• **Supplied material**:
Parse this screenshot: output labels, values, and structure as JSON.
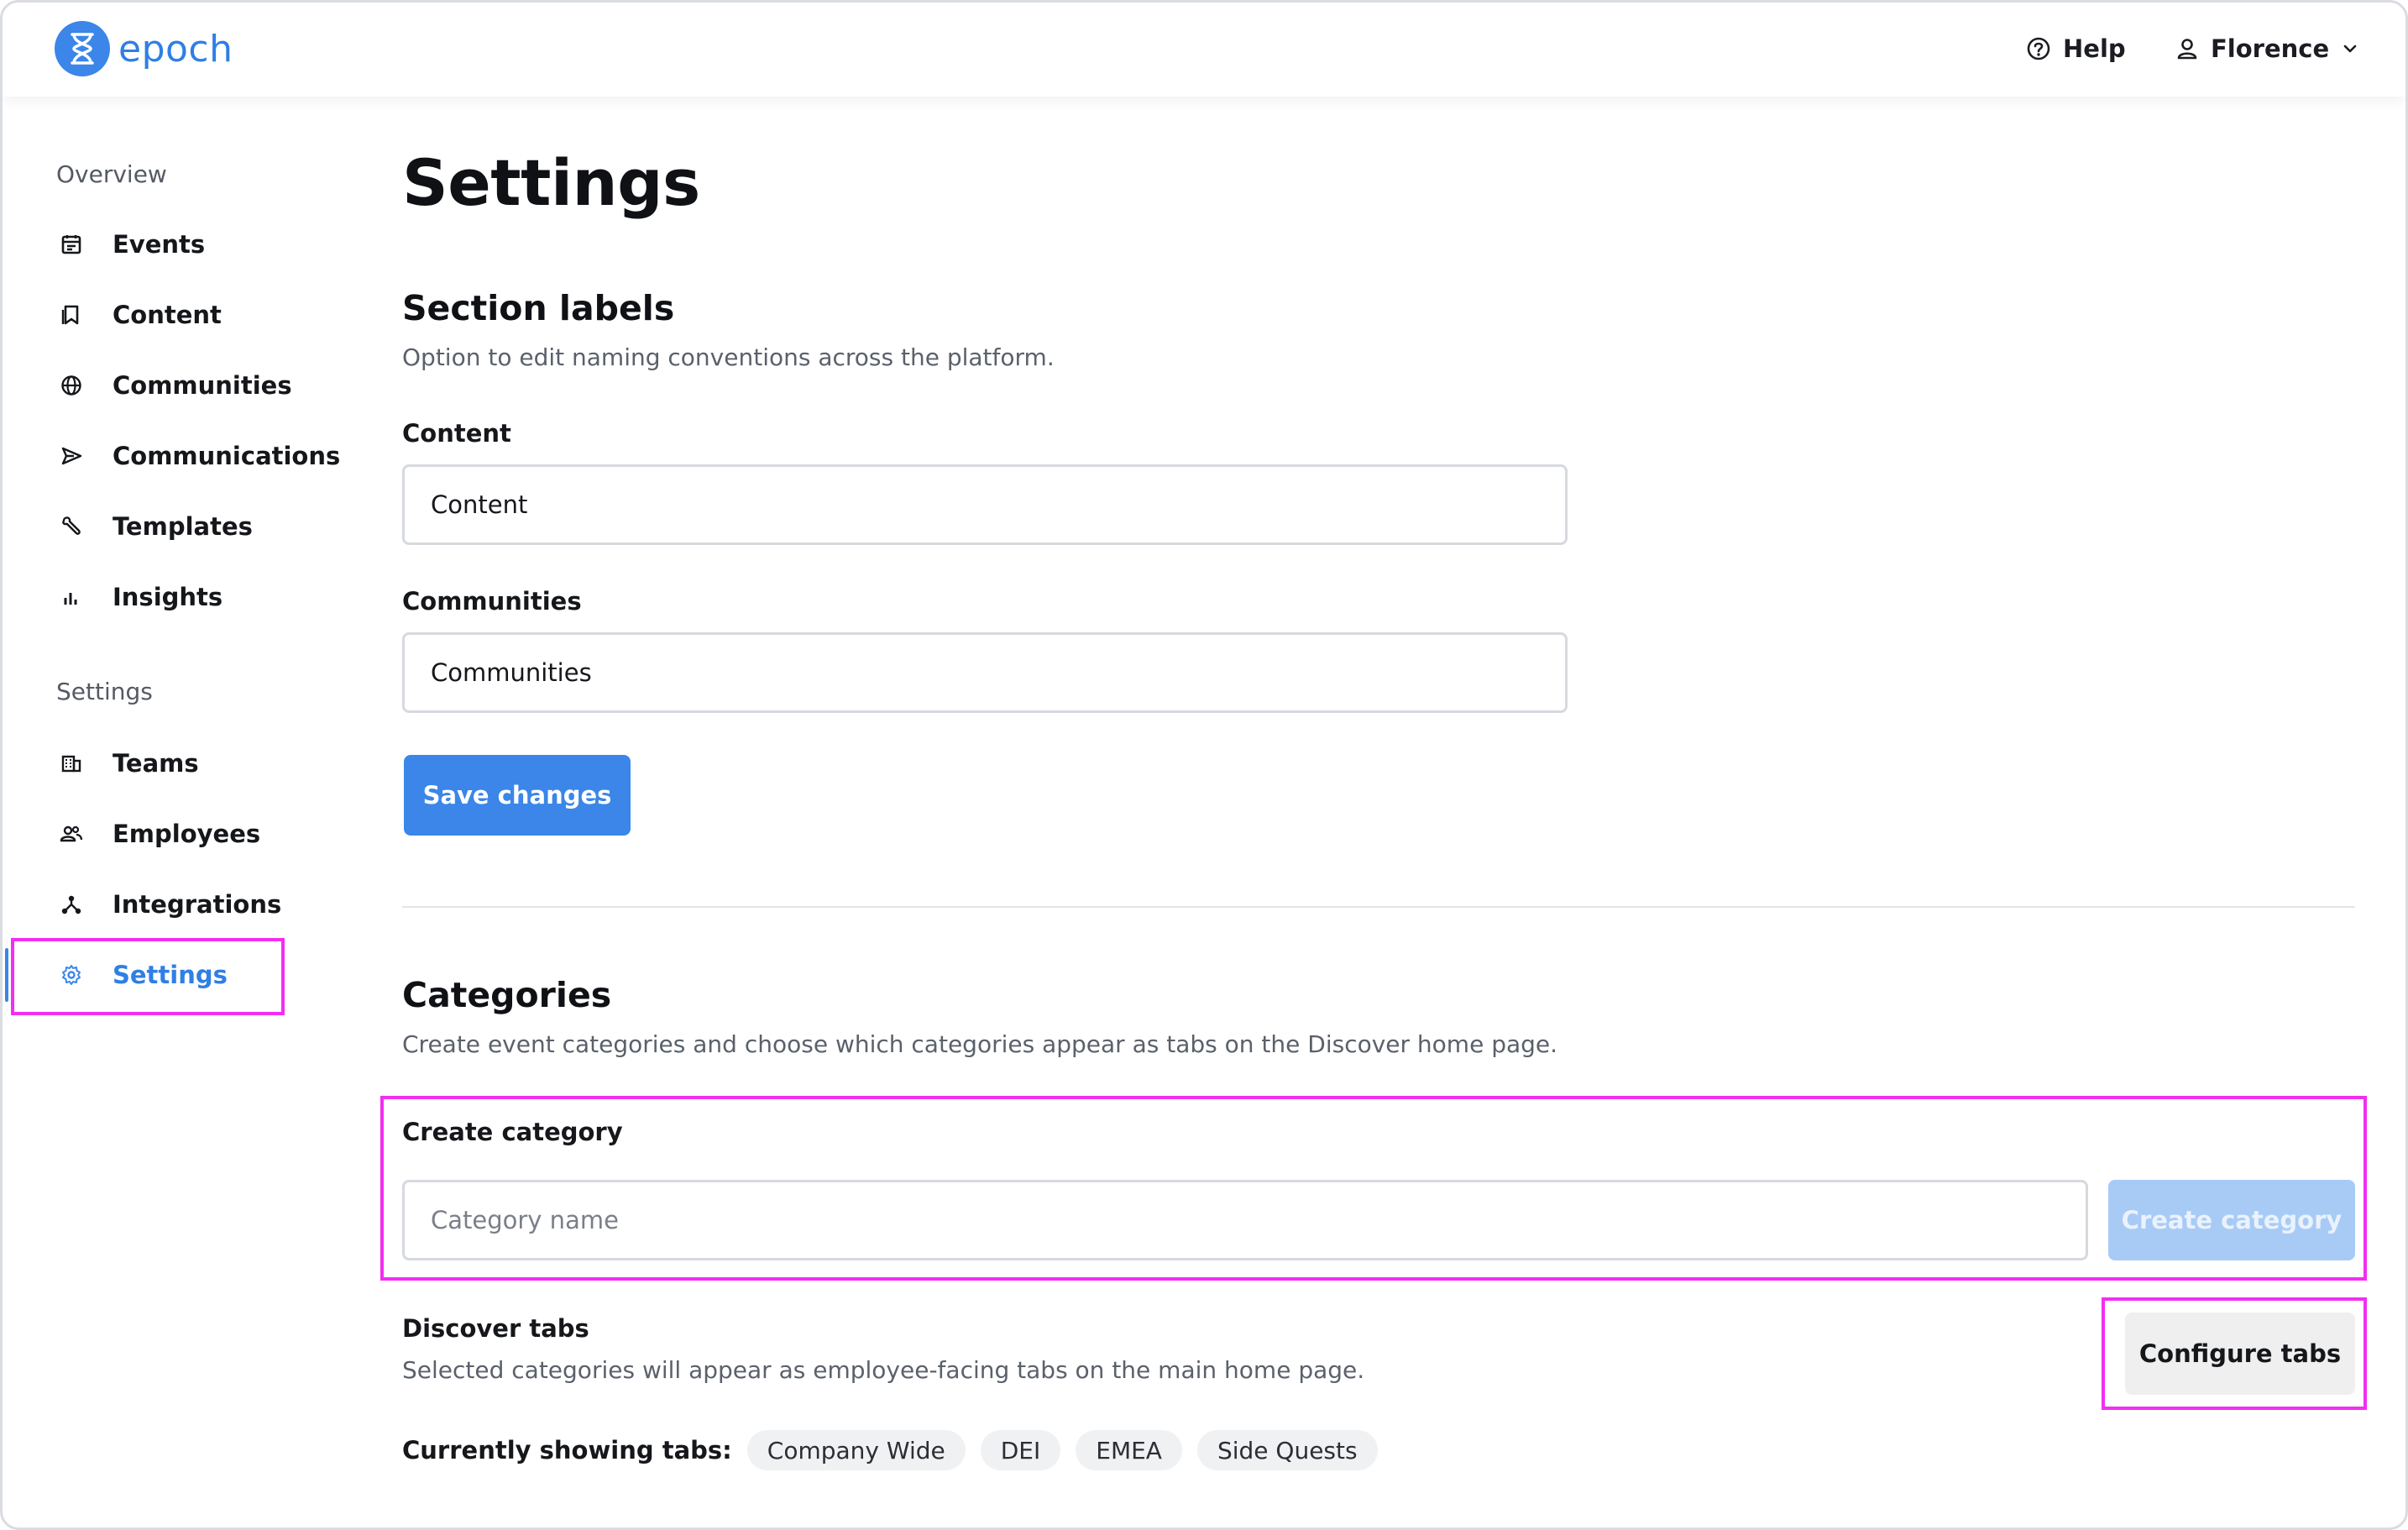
{
  "app": {
    "logo_text": "epoch"
  },
  "header": {
    "help_label": "Help",
    "user_name": "Florence"
  },
  "sidebar": {
    "overview_heading": "Overview",
    "overview_items": [
      {
        "label": "Events",
        "icon": "calendar-icon"
      },
      {
        "label": "Content",
        "icon": "bookmark-icon"
      },
      {
        "label": "Communities",
        "icon": "globe-icon"
      },
      {
        "label": "Communications",
        "icon": "send-icon"
      },
      {
        "label": "Templates",
        "icon": "wrench-icon"
      },
      {
        "label": "Insights",
        "icon": "bar-chart-icon"
      }
    ],
    "settings_heading": "Settings",
    "settings_items": [
      {
        "label": "Teams",
        "icon": "building-icon"
      },
      {
        "label": "Employees",
        "icon": "people-icon"
      },
      {
        "label": "Integrations",
        "icon": "network-icon"
      },
      {
        "label": "Settings",
        "icon": "gear-icon",
        "active": true
      }
    ]
  },
  "main": {
    "page_title": "Settings",
    "section_labels": {
      "title": "Section labels",
      "description": "Option to edit naming conventions across the platform.",
      "content_label": "Content",
      "content_value": "Content",
      "communities_label": "Communities",
      "communities_value": "Communities",
      "save_label": "Save changes"
    },
    "categories": {
      "title": "Categories",
      "description": "Create event categories and choose which categories appear as tabs on the Discover home page.",
      "create_label": "Create category",
      "create_placeholder": "Category name",
      "create_button": "Create category",
      "discover_title": "Discover tabs",
      "discover_description": "Selected categories will appear as employee-facing tabs on the main home page.",
      "configure_button": "Configure tabs",
      "showing_label": "Currently showing tabs:",
      "tabs": [
        "Company Wide",
        "DEI",
        "EMEA",
        "Side Quests"
      ]
    }
  },
  "colors": {
    "accent": "#3b86e8",
    "highlight": "#f22ef2"
  }
}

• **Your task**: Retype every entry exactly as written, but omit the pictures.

• **Expected answer**:
Parse this screenshot: output labels, values, and structure as JSON.
{
  "app": {
    "logo_text": "epoch"
  },
  "header": {
    "help_label": "Help",
    "user_name": "Florence"
  },
  "sidebar": {
    "overview_heading": "Overview",
    "overview_items": [
      {
        "label": "Events",
        "icon": "calendar-icon"
      },
      {
        "label": "Content",
        "icon": "bookmark-icon"
      },
      {
        "label": "Communities",
        "icon": "globe-icon"
      },
      {
        "label": "Communications",
        "icon": "send-icon"
      },
      {
        "label": "Templates",
        "icon": "wrench-icon"
      },
      {
        "label": "Insights",
        "icon": "bar-chart-icon"
      }
    ],
    "settings_heading": "Settings",
    "settings_items": [
      {
        "label": "Teams",
        "icon": "building-icon"
      },
      {
        "label": "Employees",
        "icon": "people-icon"
      },
      {
        "label": "Integrations",
        "icon": "network-icon"
      },
      {
        "label": "Settings",
        "icon": "gear-icon",
        "active": true
      }
    ]
  },
  "main": {
    "page_title": "Settings",
    "section_labels": {
      "title": "Section labels",
      "description": "Option to edit naming conventions across the platform.",
      "content_label": "Content",
      "content_value": "Content",
      "communities_label": "Communities",
      "communities_value": "Communities",
      "save_label": "Save changes"
    },
    "categories": {
      "title": "Categories",
      "description": "Create event categories and choose which categories appear as tabs on the Discover home page.",
      "create_label": "Create category",
      "create_placeholder": "Category name",
      "create_button": "Create category",
      "discover_title": "Discover tabs",
      "discover_description": "Selected categories will appear as employee-facing tabs on the main home page.",
      "configure_button": "Configure tabs",
      "showing_label": "Currently showing tabs:",
      "tabs": [
        "Company Wide",
        "DEI",
        "EMEA",
        "Side Quests"
      ]
    }
  },
  "colors": {
    "accent": "#3b86e8",
    "highlight": "#f22ef2"
  }
}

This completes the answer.